At the weekend I was pleased to see this provocative op ed piece by Peter Buffett, "The Charitable Industrial Complex."
It's been rattling around my brain, and colliding with the Gospel for this coming Sunday, Jesus' parable about the guy who couldn't resist building bigger barns.
There are so many stories that come to mind that I don't know where to begin.
What is the gap between the person who has no charitable impulse at all, who has probably ripped others off to amass his wealth and can only think about preserving it, and the one who has charitable impulses, but can only frame them in terms that a person of his social and economic class understands, and who ignores the power differential between the one with wealth, and the one(s) they decide to help?
I suppose the difference is that it is possible to challenge the one with some impulse to share - though I offer this as an hypothesis, not having found it to be true. Colonialism among philanthropists is rampant, and so few foundations are generous toward those who seek genuine, systemic change.

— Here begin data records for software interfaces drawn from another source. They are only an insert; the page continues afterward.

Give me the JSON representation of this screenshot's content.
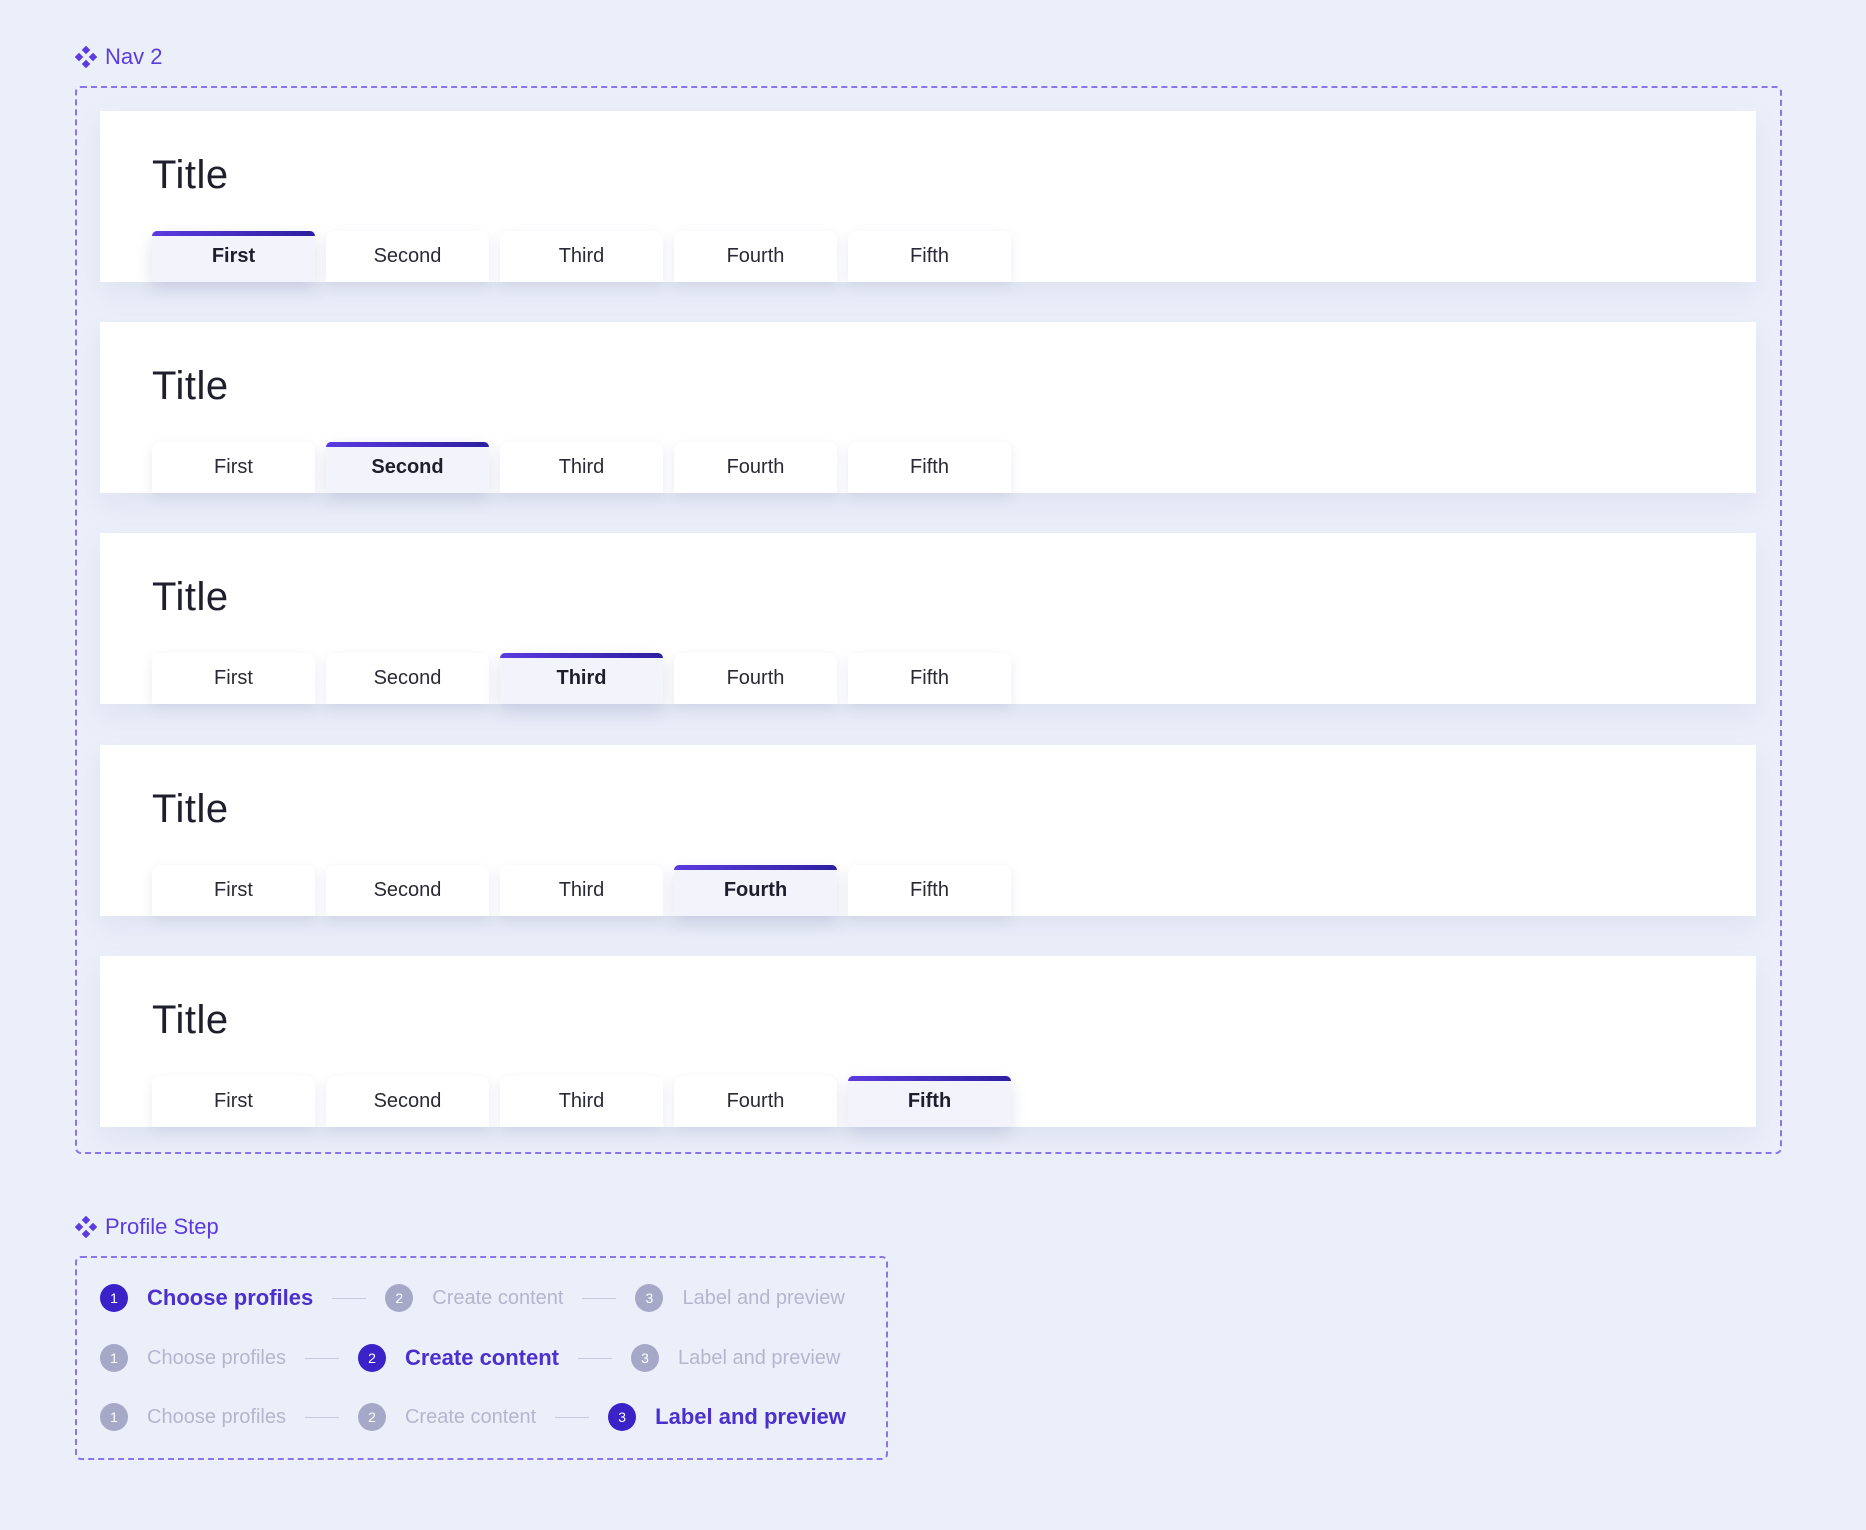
{
  "nav_section": {
    "label": "Nav 2",
    "cards": [
      {
        "title": "Title",
        "tabs": [
          "First",
          "Second",
          "Third",
          "Fourth",
          "Fifth"
        ],
        "active": 0
      },
      {
        "title": "Title",
        "tabs": [
          "First",
          "Second",
          "Third",
          "Fourth",
          "Fifth"
        ],
        "active": 1
      },
      {
        "title": "Title",
        "tabs": [
          "First",
          "Second",
          "Third",
          "Fourth",
          "Fifth"
        ],
        "active": 2
      },
      {
        "title": "Title",
        "tabs": [
          "First",
          "Second",
          "Third",
          "Fourth",
          "Fifth"
        ],
        "active": 3
      },
      {
        "title": "Title",
        "tabs": [
          "First",
          "Second",
          "Third",
          "Fourth",
          "Fifth"
        ],
        "active": 4
      }
    ]
  },
  "profile_section": {
    "label": "Profile Step",
    "rows": [
      {
        "active": 0,
        "steps": [
          {
            "num": "1",
            "label": "Choose profiles"
          },
          {
            "num": "2",
            "label": "Create content"
          },
          {
            "num": "3",
            "label": "Label and preview"
          }
        ]
      },
      {
        "active": 1,
        "steps": [
          {
            "num": "1",
            "label": "Choose profiles"
          },
          {
            "num": "2",
            "label": "Create content"
          },
          {
            "num": "3",
            "label": "Label and preview"
          }
        ]
      },
      {
        "active": 2,
        "steps": [
          {
            "num": "1",
            "label": "Choose profiles"
          },
          {
            "num": "2",
            "label": "Create content"
          },
          {
            "num": "3",
            "label": "Label and preview"
          }
        ]
      }
    ]
  },
  "colors": {
    "background": "#EBEFF9",
    "accent": "#5B3BE0",
    "accent_dark": "#3A22C9",
    "inactive_step": "#A6A8C8"
  },
  "icons": {
    "section_marker": "component-diamond-icon"
  }
}
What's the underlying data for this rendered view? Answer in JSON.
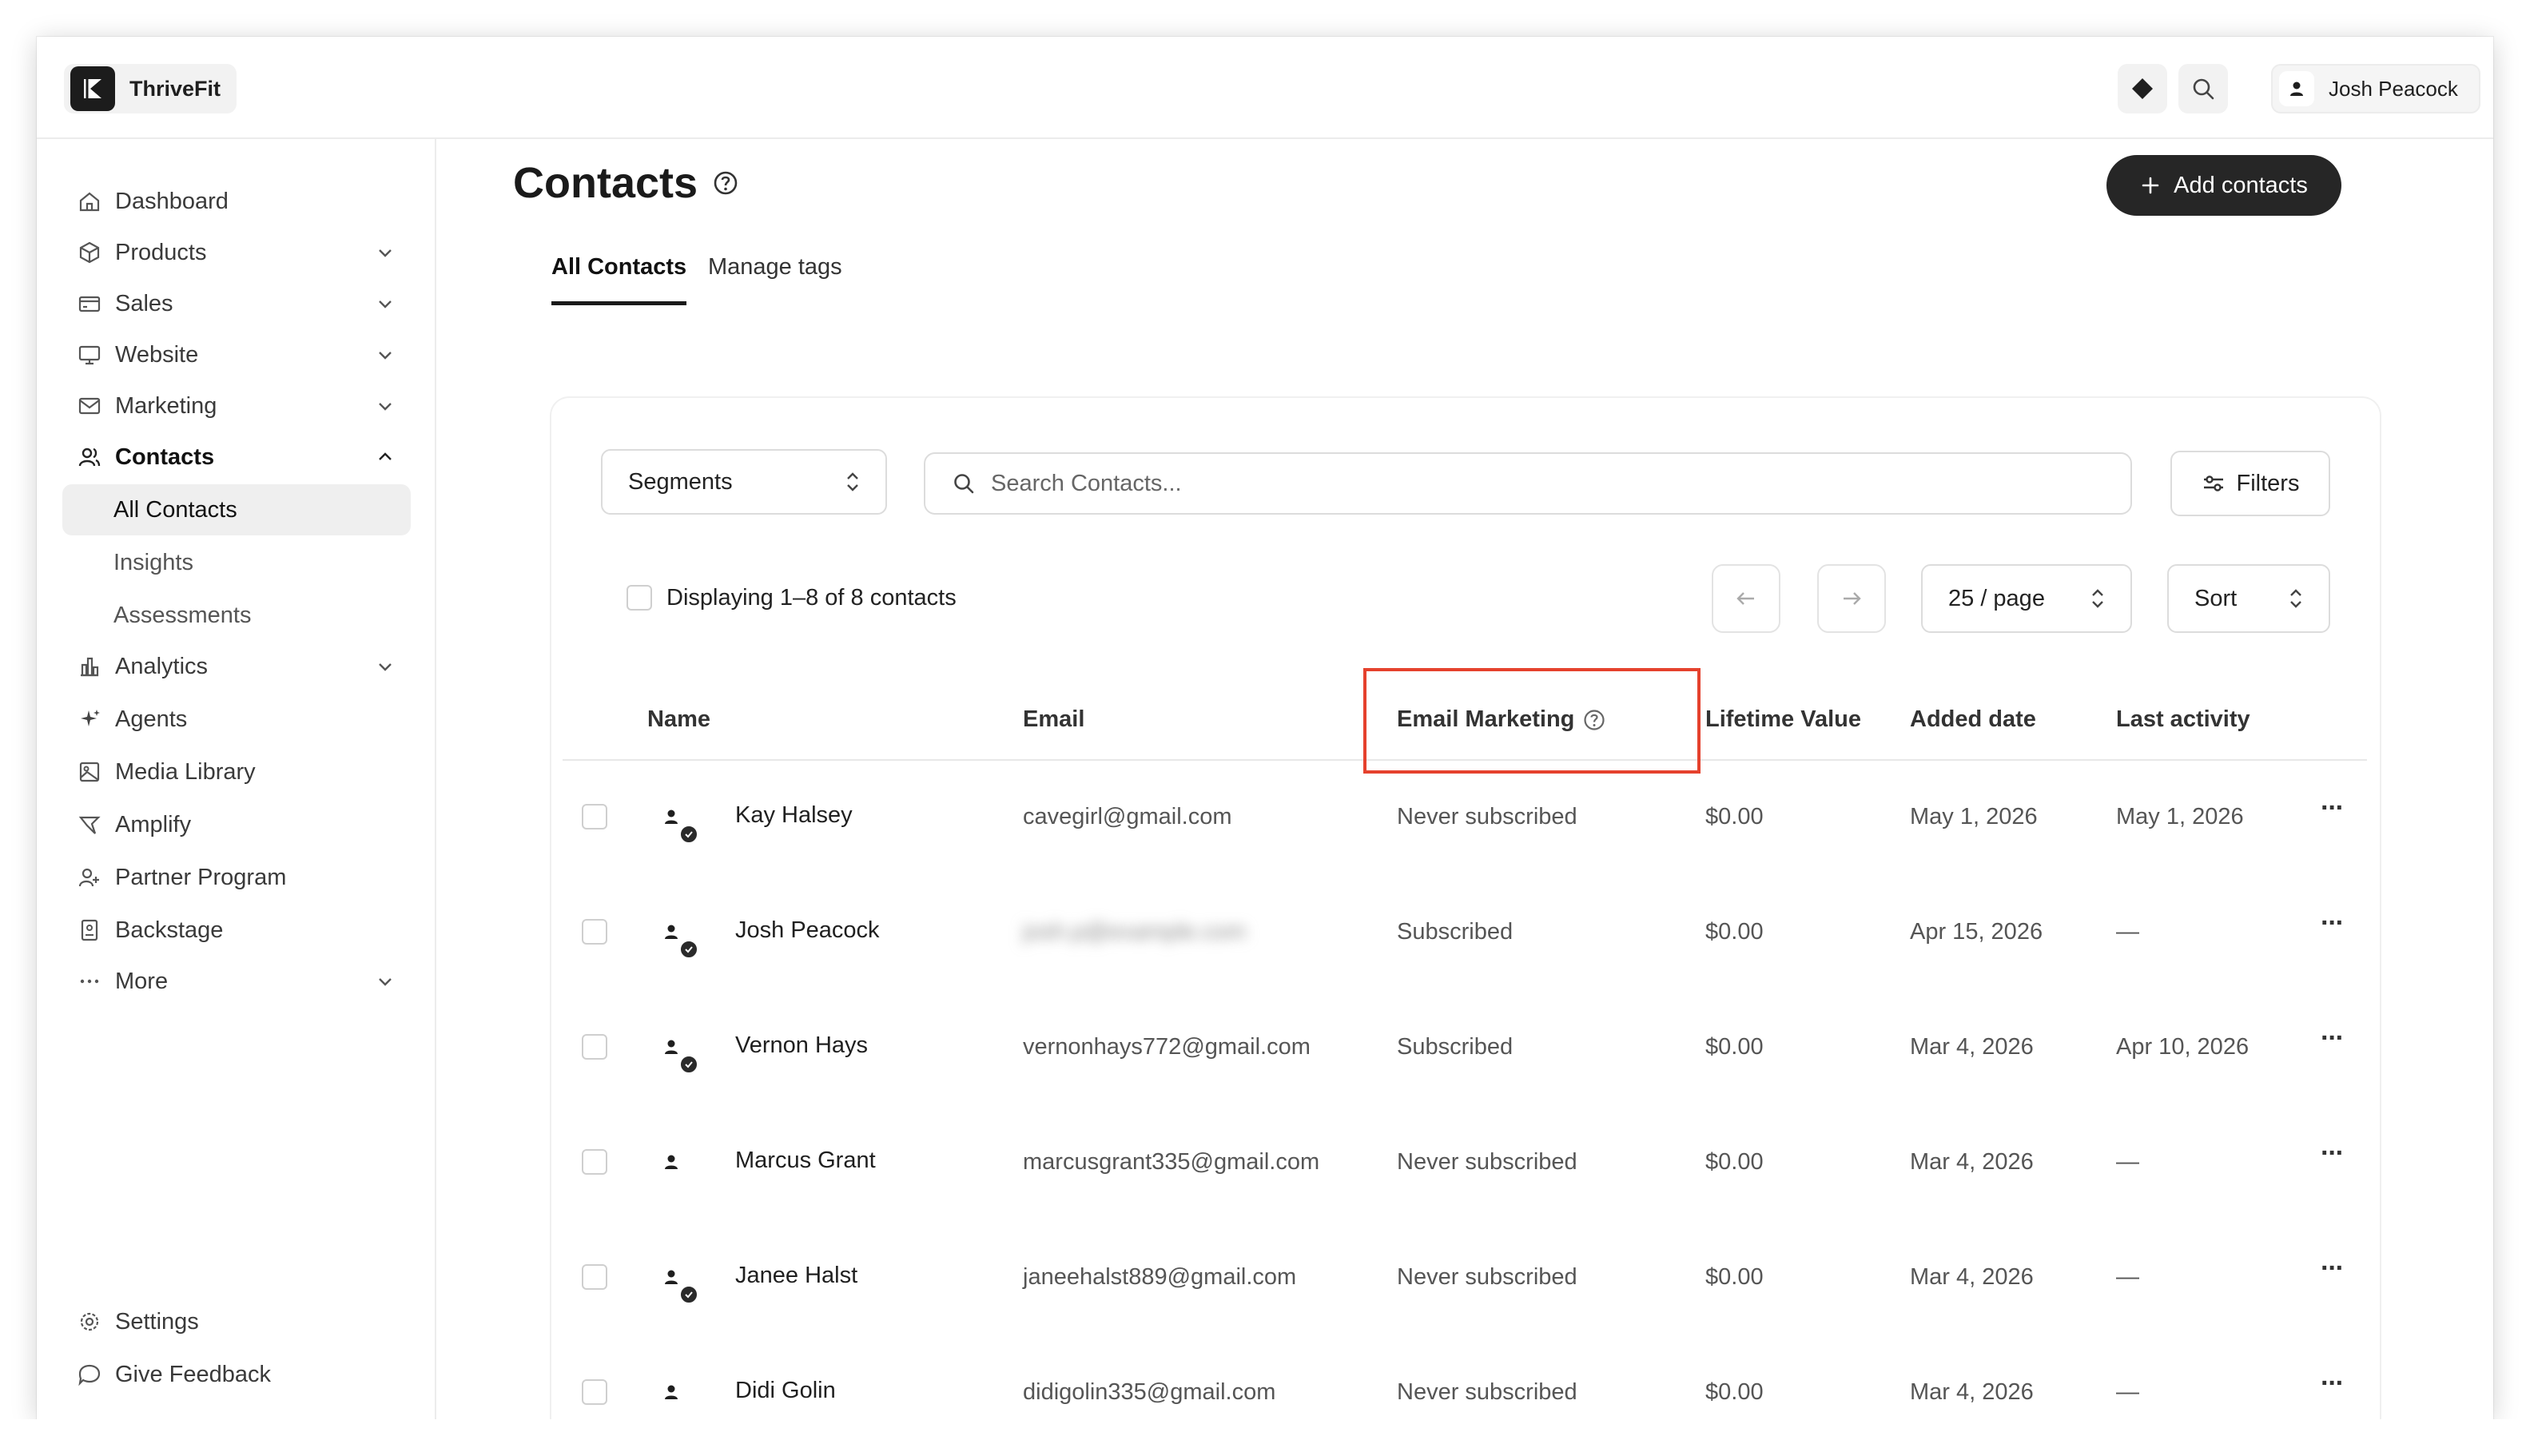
{
  "app": {
    "name": "ThriveFit"
  },
  "topbar": {
    "user_name": "Josh Peacock"
  },
  "sidebar": {
    "items": [
      {
        "label": "Dashboard"
      },
      {
        "label": "Products"
      },
      {
        "label": "Sales"
      },
      {
        "label": "Website"
      },
      {
        "label": "Marketing"
      },
      {
        "label": "Contacts"
      },
      {
        "label": "All Contacts"
      },
      {
        "label": "Insights"
      },
      {
        "label": "Assessments"
      },
      {
        "label": "Analytics"
      },
      {
        "label": "Agents"
      },
      {
        "label": "Media Library"
      },
      {
        "label": "Amplify"
      },
      {
        "label": "Partner Program"
      },
      {
        "label": "Backstage"
      },
      {
        "label": "More"
      }
    ],
    "footer": {
      "settings": "Settings",
      "feedback": "Give Feedback"
    }
  },
  "page": {
    "title": "Contacts",
    "add_button": "Add contacts",
    "tabs": [
      {
        "label": "All Contacts"
      },
      {
        "label": "Manage tags"
      }
    ]
  },
  "toolbar": {
    "segments": "Segments",
    "search_placeholder": "Search Contacts...",
    "filters": "Filters",
    "display_text": "Displaying 1–8 of 8 contacts",
    "per_page": "25 / page",
    "sort": "Sort"
  },
  "table": {
    "headers": {
      "name": "Name",
      "email": "Email",
      "email_marketing": "Email Marketing",
      "lifetime_value": "Lifetime Value",
      "added_date": "Added date",
      "last_activity": "Last activity"
    },
    "rows": [
      {
        "name": "Kay Halsey",
        "email": "cavegirl@gmail.com",
        "marketing": "Never subscribed",
        "value": "$0.00",
        "added": "May 1, 2026",
        "last": "May 1, 2026"
      },
      {
        "name": "Josh Peacock",
        "email": "josh.p@example.com",
        "marketing": "Subscribed",
        "value": "$0.00",
        "added": "Apr 15, 2026",
        "last": "—"
      },
      {
        "name": "Vernon Hays",
        "email": "vernonhays772@gmail.com",
        "marketing": "Subscribed",
        "value": "$0.00",
        "added": "Mar 4, 2026",
        "last": "Apr 10, 2026"
      },
      {
        "name": "Marcus Grant",
        "email": "marcusgrant335@gmail.com",
        "marketing": "Never subscribed",
        "value": "$0.00",
        "added": "Mar 4, 2026",
        "last": "—"
      },
      {
        "name": "Janee Halst",
        "email": "janeehalst889@gmail.com",
        "marketing": "Never subscribed",
        "value": "$0.00",
        "added": "Mar 4, 2026",
        "last": "—"
      },
      {
        "name": "Didi Golin",
        "email": "didigolin335@gmail.com",
        "marketing": "Never subscribed",
        "value": "$0.00",
        "added": "Mar 4, 2026",
        "last": "—"
      }
    ]
  },
  "colors": {
    "highlight": "#e5412d",
    "primary_button": "#262626"
  }
}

I wish I thought guilt was a motivator for "giving back". I think the two great motivators are a) to keep a revolt from happening or b) to help "them" be more like "us" (rather then helping them be more the people God is calling them to be in their context).
Both "charity" and "philanthropy" have at their root words meaning love. And it seems to me that both carry a denotation of the very humanism that Buffett calls for. Can we redeem these words? And can we have a conversation about the Christian understanding of love - that love does not use power, coerce, or lord it over others. Oh dear, I could wax Pauline...
I love the two skills Buffett highlights: listening and imagination. If we can truly listen to one another, and listen beneath the listening, perhaps we can imagine ways to rebuild systems so there's less need to meet needs, more room to build relationships that enhance the quality of all our lives.
I sure wish I were preaching on Sunday...